> Activity
Pick every line from the data that holds the word "online".

> Record set
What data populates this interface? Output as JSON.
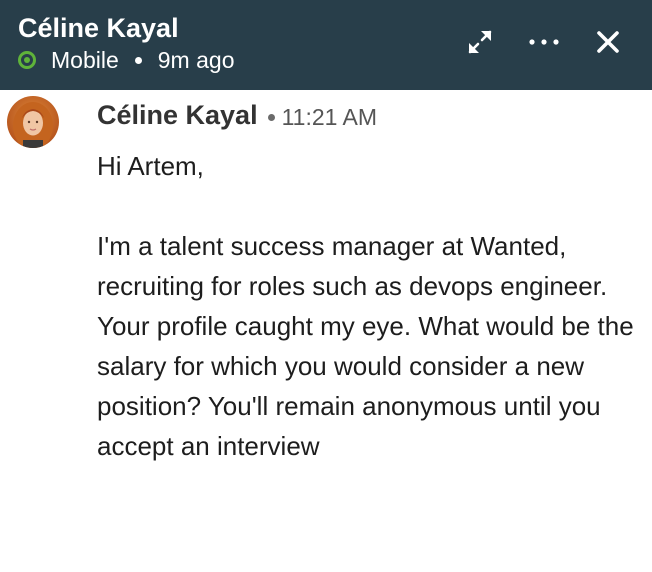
{
  "header": {
    "name": "Céline Kayal",
    "presence_status": "Mobile",
    "last_active": "9m ago",
    "icons": {
      "presence": "online-dot-icon",
      "expand": "expand-icon",
      "more": "more-options-icon",
      "close": "close-icon"
    }
  },
  "message": {
    "sender": "Céline Kayal",
    "time": "11:21 AM",
    "greeting": "Hi Artem,",
    "body": "I'm a talent success manager at Wanted, recruiting for roles such as devops engineer. Your profile caught my eye. What would be the salary for which you would consider a new position? You'll remain anonymous until you accept an interview"
  },
  "colors": {
    "header_bg": "#283e4a",
    "online": "#5fb33a"
  }
}
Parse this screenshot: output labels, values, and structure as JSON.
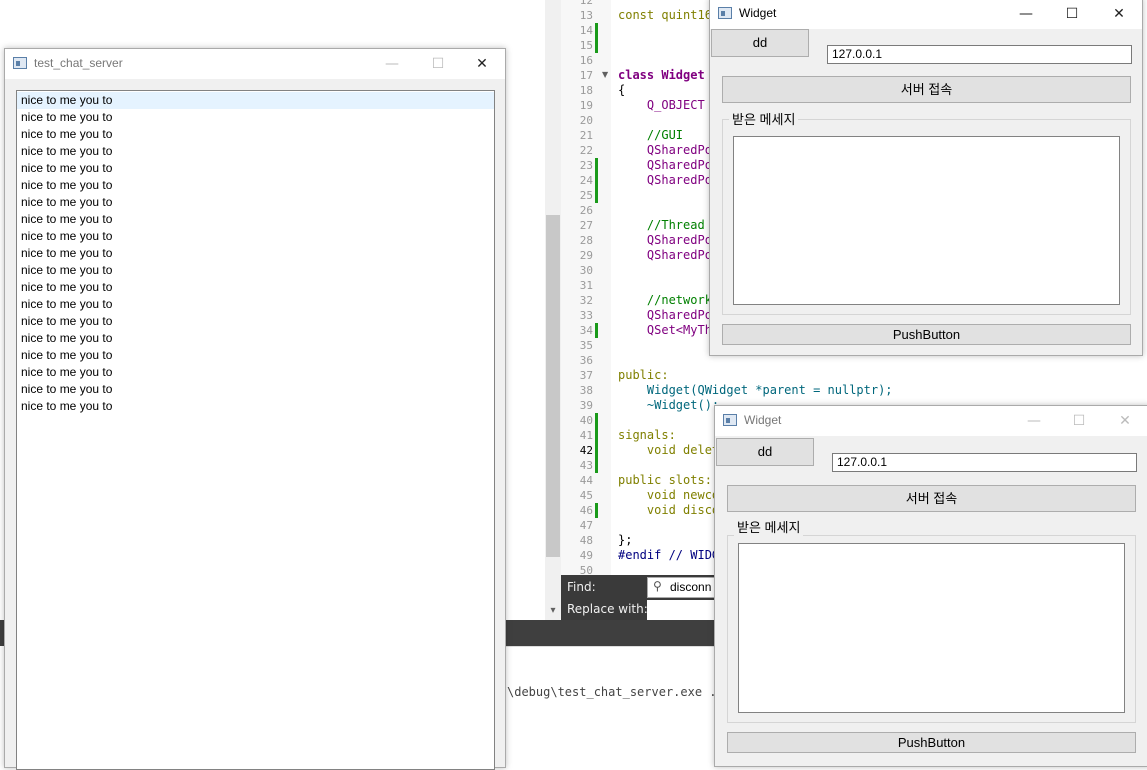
{
  "editor": {
    "lines": [
      {
        "no": "12",
        "code": ""
      },
      {
        "no": "13",
        "code": "const quint16"
      },
      {
        "no": "14",
        "code": ""
      },
      {
        "no": "15",
        "code": ""
      },
      {
        "no": "16",
        "code": ""
      },
      {
        "no": "17",
        "code": "class Widget"
      },
      {
        "no": "18",
        "code": "{"
      },
      {
        "no": "19",
        "code": "    Q_OBJECT"
      },
      {
        "no": "20",
        "code": ""
      },
      {
        "no": "21",
        "code": "    //GUI"
      },
      {
        "no": "22",
        "code": "    QSharedPo"
      },
      {
        "no": "23",
        "code": "    QSharedPo"
      },
      {
        "no": "24",
        "code": "    QSharedPo"
      },
      {
        "no": "25",
        "code": ""
      },
      {
        "no": "26",
        "code": ""
      },
      {
        "no": "27",
        "code": "    //Thread"
      },
      {
        "no": "28",
        "code": "    QSharedPo"
      },
      {
        "no": "29",
        "code": "    QSharedPo"
      },
      {
        "no": "30",
        "code": ""
      },
      {
        "no": "31",
        "code": ""
      },
      {
        "no": "32",
        "code": "    //network"
      },
      {
        "no": "33",
        "code": "    QSharedPo"
      },
      {
        "no": "34",
        "code": "    QSet<MyTh"
      },
      {
        "no": "35",
        "code": ""
      },
      {
        "no": "36",
        "code": ""
      },
      {
        "no": "37",
        "code": "public:"
      },
      {
        "no": "38",
        "code": "    Widget(QWidget *parent = nullptr);"
      },
      {
        "no": "39",
        "code": "    ~Widget();"
      },
      {
        "no": "40",
        "code": ""
      },
      {
        "no": "41",
        "code": "signals:"
      },
      {
        "no": "42",
        "code": "    void delet"
      },
      {
        "no": "43",
        "code": ""
      },
      {
        "no": "44",
        "code": "public slots:"
      },
      {
        "no": "45",
        "code": "    void newco"
      },
      {
        "no": "46",
        "code": "    void disco"
      },
      {
        "no": "47",
        "code": ""
      },
      {
        "no": "48",
        "code": "};"
      },
      {
        "no": "49",
        "code": "#endif // WIDG"
      },
      {
        "no": "50",
        "code": ""
      }
    ],
    "find_label": "Find:",
    "replace_label": "Replace with:",
    "find_value": "disconn",
    "output_line": "\\debug\\test_chat_server.exe ..."
  },
  "server_window": {
    "title": "test_chat_server",
    "items": [
      "nice to me you to",
      "nice to me you to",
      "nice to me you to",
      "nice to me you to",
      "nice to me you to",
      "nice to me you to",
      "nice to me you to",
      "nice to me you to",
      "nice to me you to",
      "nice to me you to",
      "nice to me you to",
      "nice to me you to",
      "nice to me you to",
      "nice to me you to",
      "nice to me you to",
      "nice to me you to",
      "nice to me you to",
      "nice to me you to",
      "nice to me you to"
    ]
  },
  "client_windows": [
    {
      "title": "Widget",
      "dd_label": "dd",
      "ip_value": "127.0.0.1",
      "connect_label": "서버 접속",
      "group_label": "받은 메세지",
      "push_label": "PushButton"
    },
    {
      "title": "Widget",
      "dd_label": "dd",
      "ip_value": "127.0.0.1",
      "connect_label": "서버 접속",
      "group_label": "받은 메세지",
      "push_label": "PushButton"
    }
  ],
  "icons": {
    "minimize": "minimize-icon",
    "maximize": "maximize-icon",
    "close": "close-icon",
    "search": "search-icon"
  }
}
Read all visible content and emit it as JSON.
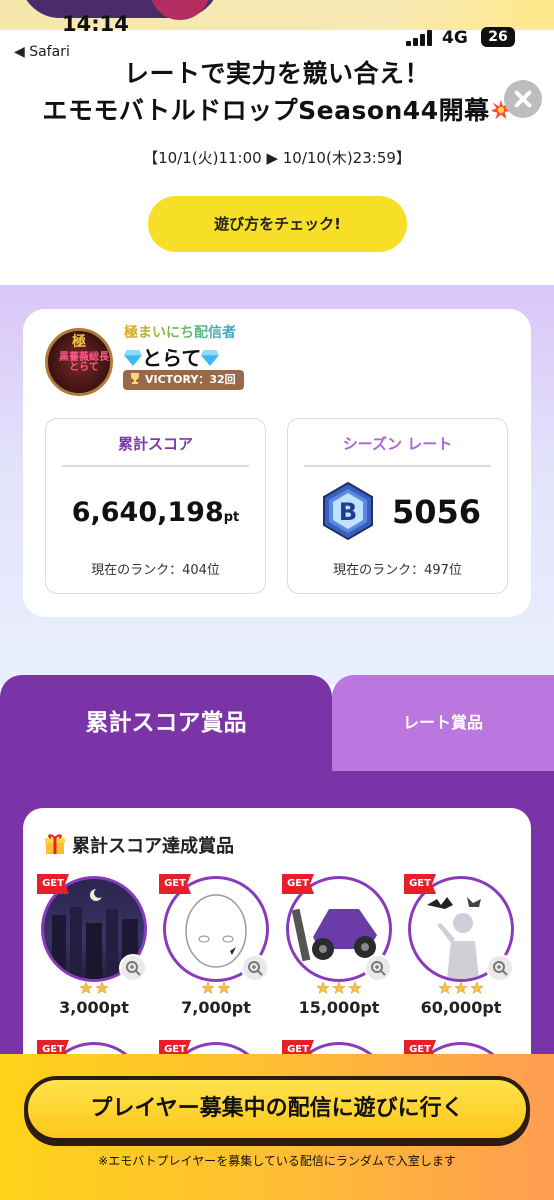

> Task answer
      "presence": "online-dot-icon",
    "online": "#5fb33a"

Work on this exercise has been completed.